Problem to solve: In the material below, find how many lines contain the string "Media". Write only that number.

Data extracts:

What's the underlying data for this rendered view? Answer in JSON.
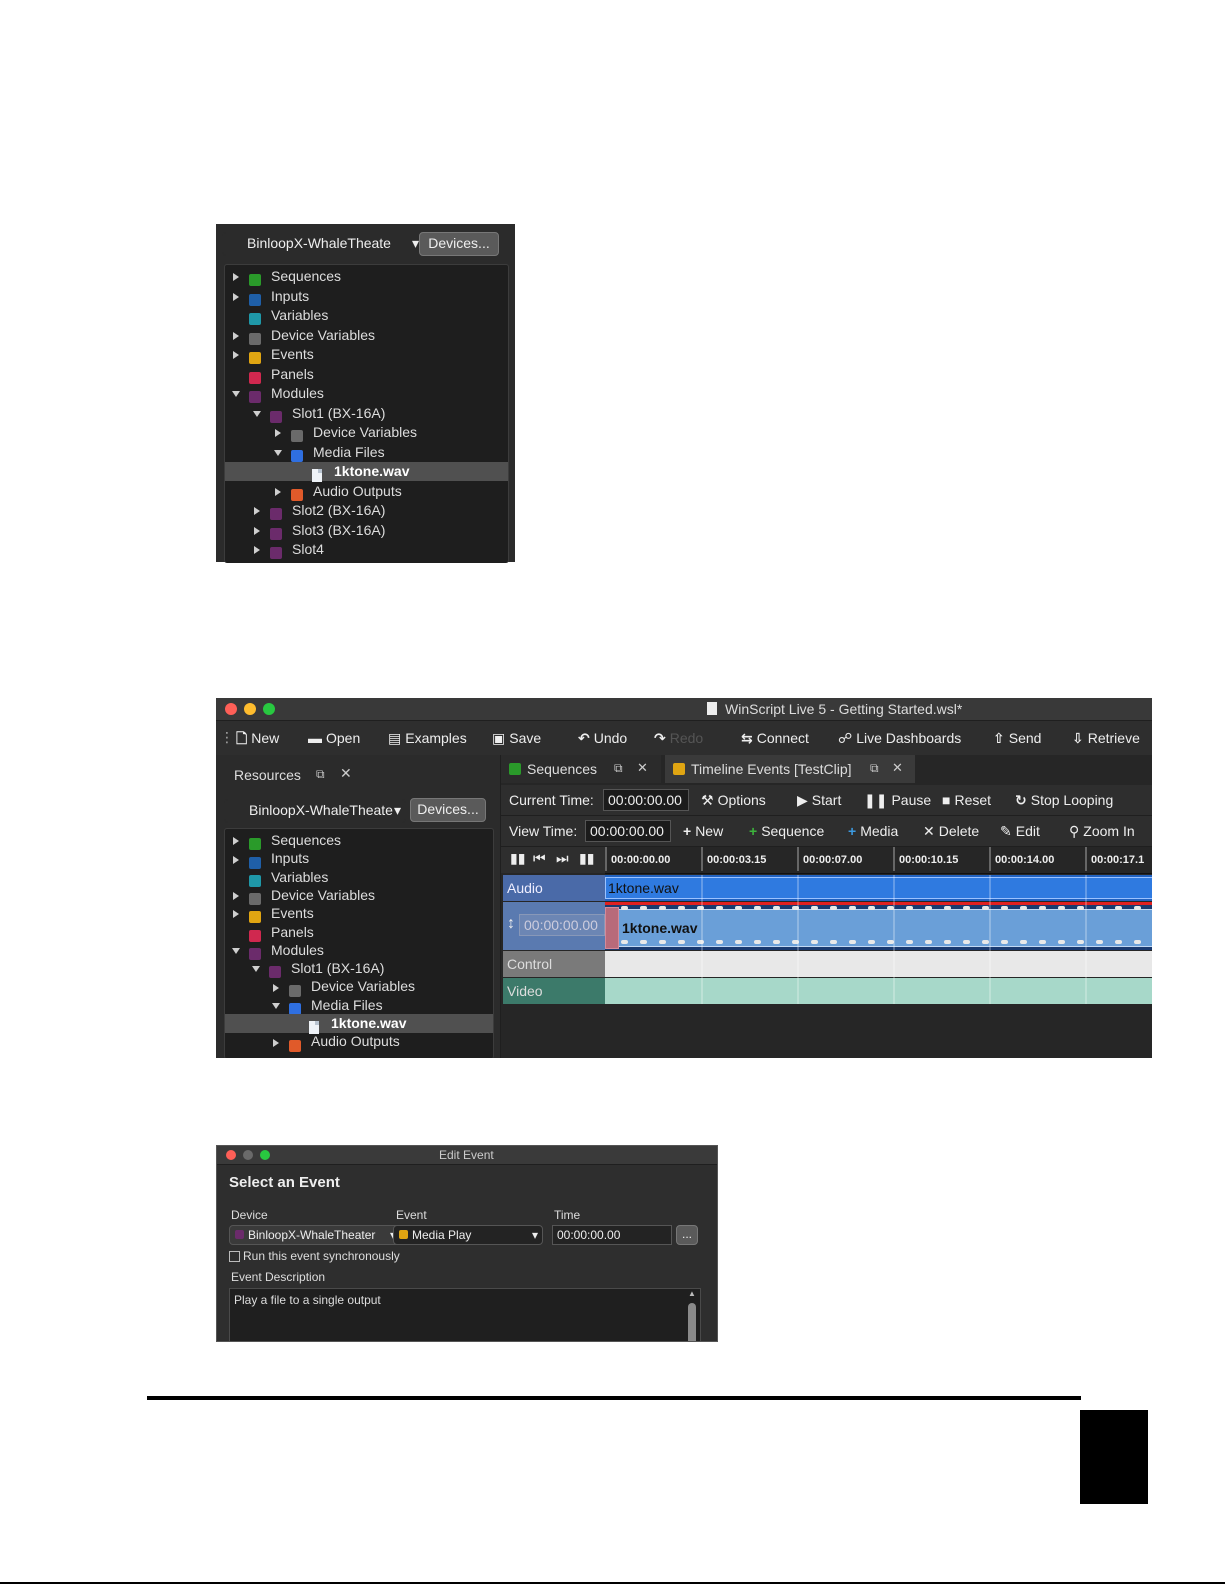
{
  "screenshot1": {
    "device_combo": "BinloopX-WhaleTheate",
    "devices_button": "Devices...",
    "tree": [
      {
        "label": "Sequences",
        "color": "#2a9a2a",
        "depth": 0,
        "twisty": "right",
        "icon": "green-square-icon"
      },
      {
        "label": "Inputs",
        "color": "#1f5fa8",
        "depth": 0,
        "twisty": "right",
        "icon": "blue-square-icon"
      },
      {
        "label": "Variables",
        "color": "#1f98a8",
        "depth": 0,
        "twisty": "none",
        "icon": "teal-square-icon"
      },
      {
        "label": "Device Variables",
        "color": "#6a6a6a",
        "depth": 0,
        "twisty": "right",
        "icon": "gray-square-icon"
      },
      {
        "label": "Events",
        "color": "#e0a512",
        "depth": 0,
        "twisty": "right",
        "icon": "yellow-square-icon"
      },
      {
        "label": "Panels",
        "color": "#d0284f",
        "depth": 0,
        "twisty": "none",
        "icon": "red-square-icon"
      },
      {
        "label": "Modules",
        "color": "#6b2b6b",
        "depth": 0,
        "twisty": "down",
        "icon": "purple-square-icon"
      },
      {
        "label": "Slot1 (BX-16A)",
        "color": "#6b2b6b",
        "depth": 1,
        "twisty": "down",
        "icon": "purple-square-icon"
      },
      {
        "label": "Device Variables",
        "color": "#6a6a6a",
        "depth": 2,
        "twisty": "right",
        "icon": "gray-square-icon"
      },
      {
        "label": "Media Files",
        "color": "#2f6fe0",
        "depth": 2,
        "twisty": "down",
        "icon": "blue-square-icon"
      },
      {
        "label": "1ktone.wav",
        "color": "",
        "depth": 3,
        "twisty": "none",
        "icon": "file-icon",
        "selected": true
      },
      {
        "label": "Audio Outputs",
        "color": "#e05a2a",
        "depth": 2,
        "twisty": "right",
        "icon": "orange-square-icon"
      },
      {
        "label": "Slot2 (BX-16A)",
        "color": "#6b2b6b",
        "depth": 1,
        "twisty": "right",
        "icon": "purple-square-icon"
      },
      {
        "label": "Slot3 (BX-16A)",
        "color": "#6b2b6b",
        "depth": 1,
        "twisty": "right",
        "icon": "purple-square-icon"
      },
      {
        "label": "Slot4",
        "color": "#6b2b6b",
        "depth": 1,
        "twisty": "right",
        "icon": "purple-square-icon"
      }
    ]
  },
  "screenshot2": {
    "window_title": "WinScript Live 5 - Getting Started.wsl*",
    "toolbar": {
      "new": "New",
      "open": "Open",
      "examples": "Examples",
      "save": "Save",
      "undo": "Undo",
      "redo": "Redo",
      "connect": "Connect",
      "live_dashboards": "Live Dashboards",
      "send": "Send",
      "retrieve": "Retrieve"
    },
    "resources_panel_title": "Resources",
    "device_combo": "BinloopX-WhaleTheate",
    "devices_button": "Devices...",
    "tree": [
      {
        "label": "Sequences",
        "color": "#2a9a2a",
        "depth": 0,
        "twisty": "right"
      },
      {
        "label": "Inputs",
        "color": "#1f5fa8",
        "depth": 0,
        "twisty": "right"
      },
      {
        "label": "Variables",
        "color": "#1f98a8",
        "depth": 0,
        "twisty": "none"
      },
      {
        "label": "Device Variables",
        "color": "#6a6a6a",
        "depth": 0,
        "twisty": "right"
      },
      {
        "label": "Events",
        "color": "#e0a512",
        "depth": 0,
        "twisty": "right"
      },
      {
        "label": "Panels",
        "color": "#d0284f",
        "depth": 0,
        "twisty": "none"
      },
      {
        "label": "Modules",
        "color": "#6b2b6b",
        "depth": 0,
        "twisty": "down"
      },
      {
        "label": "Slot1 (BX-16A)",
        "color": "#6b2b6b",
        "depth": 1,
        "twisty": "down"
      },
      {
        "label": "Device Variables",
        "color": "#6a6a6a",
        "depth": 2,
        "twisty": "right"
      },
      {
        "label": "Media Files",
        "color": "#2f6fe0",
        "depth": 2,
        "twisty": "down"
      },
      {
        "label": "1ktone.wav",
        "color": "",
        "depth": 3,
        "twisty": "none",
        "selected": true
      },
      {
        "label": "Audio Outputs",
        "color": "#e05a2a",
        "depth": 2,
        "twisty": "right"
      }
    ],
    "tabs": [
      {
        "label": "Sequences",
        "color": "#2a9a2a"
      },
      {
        "label": "Timeline Events [TestClip]",
        "color": "#e0a512"
      }
    ],
    "timeline_toolbar1": {
      "current_time_label": "Current Time:",
      "current_time": "00:00:00.00",
      "options": "Options",
      "start": "Start",
      "pause": "Pause",
      "reset": "Reset",
      "stop_looping": "Stop Looping"
    },
    "timeline_toolbar2": {
      "view_time_label": "View Time:",
      "view_time": "00:00:00.00",
      "new": "New",
      "sequence": "Sequence",
      "media": "Media",
      "delete": "Delete",
      "edit": "Edit",
      "zoom_in": "Zoom In"
    },
    "ruler_ticks": [
      "00:00:00.00",
      "00:00:03.15",
      "00:00:07.00",
      "00:00:10.15",
      "00:00:14.00",
      "00:00:17.1"
    ],
    "tracks": {
      "audio": "Audio",
      "audio_clip": "1ktone.wav",
      "sub_time": "00:00:00.00",
      "sub_clip": "1ktone.wav",
      "control": "Control",
      "video": "Video"
    },
    "colors": {
      "track_blue": "#2f7ae0",
      "audio_header": "#4a6aa8",
      "control_header": "#7a7a7a",
      "video_header": "#3c7a6a",
      "video_lane": "#a7d8c9"
    }
  },
  "screenshot3": {
    "window_title": "Edit Event",
    "heading": "Select an Event",
    "labels": {
      "device": "Device",
      "event": "Event",
      "time": "Time"
    },
    "device_value": "BinloopX-WhaleTheater",
    "event_value": "Media Play",
    "time_value": "00:00:00.00",
    "browse_button": "...",
    "sync_checkbox_label": "Run this event synchronously",
    "description_label": "Event Description",
    "description_text": "Play a file to a single output"
  }
}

Exercise answer: 4